According to VT Digger Randy Felion of Rutland, VT has been hit with a $22,500 fine for promoting unlicensed backyard brawls, some of which involved children as young as 6. Also included in that fine were penalties for breaking state COVID-19 restrictions.
Laurent Hibbert, director of the Vermont Office of Professional Regulations, revealed that Felion’s fine was the largest administrative penalty she had ever seen.
Felion is the creator of Fight Night Promotions and VTBeefs. Those promotions involve putting on fights between mostly untrained people who have personal grudges with each other. The fights are taped in an amateur fashion and uploaded to social media. The fights often take place outside and without a ring or a cage. Some of these events included a live crowd of up to 300 people.
Felion is not registered as a fighter or promoter with the state National Boxing Registry. Last June he was hit with a cease and desist order from Vermont’s Attorney General and Secretary of State. In addition to being warned of violations to the state’s combat sports licensing laws, Felion was also cautioned over breaking public gathering limits that were set out by Governor Phil Scott in an attempt to curb the spread of COVID-19.
Authorities say that Felion, who occasionally fought at these shows, continued to hold events after this cease and desist order.

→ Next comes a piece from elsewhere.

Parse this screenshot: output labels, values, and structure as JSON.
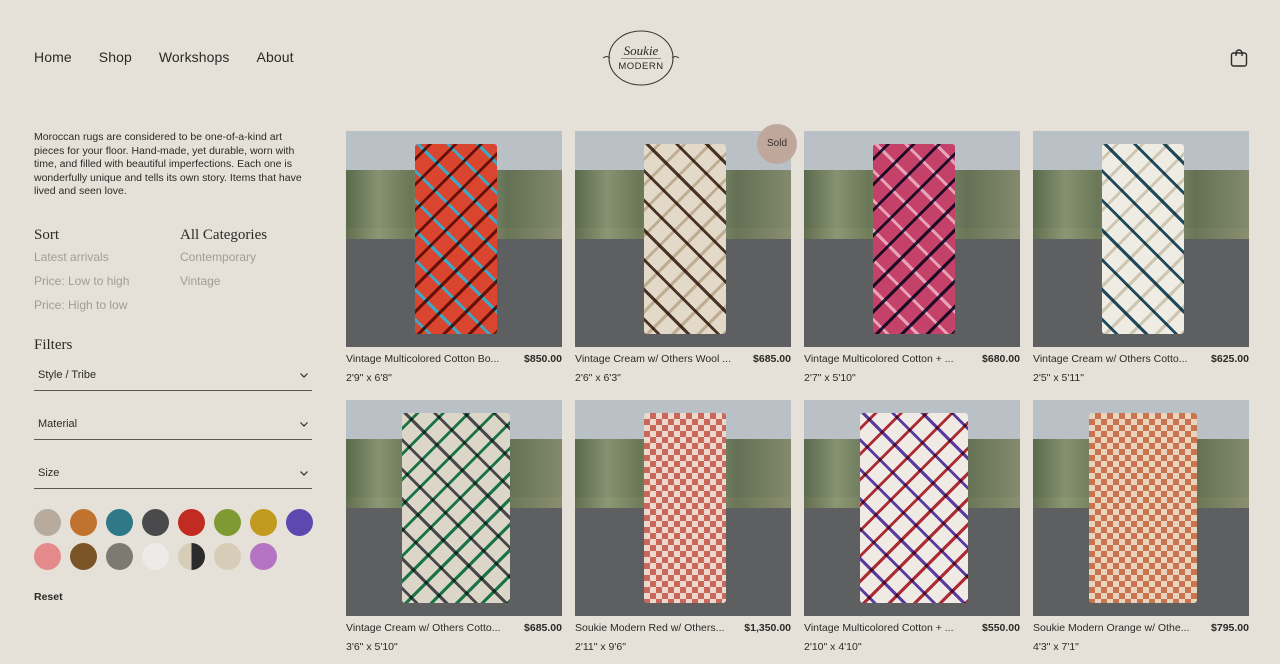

At one event in May, the state alleged that several of the fights—which took place on a matted floor with chain-link fencing around it—were between boys that ranged in age between six and ten. The boys reportedly had no martial arts training, other than having watched “a few videos” of fighting techniques.
“One of the children in the choke-hold had trouble breathing and speaking because of the choke-hold,” read a court order regarding this event. “One child who had ‘lost’ his match was crying while the crowd was yelling and screaming in the whipped-up atmosphere fueled by the loud music, roving strobe lights and alcohol.”
“The Respondent’s flagrant, broad, and continuing disregard of public health and safety in a time of pandemic, including the Respondent’s exploitation of young vulnerable children in a way that placed them at great and continuing risk, is heinous and justifies imposition of the maximum penalties allowed by law,” concluded the order.
Felion’s fine is due within 90 days of the order, which was issued on March 31st.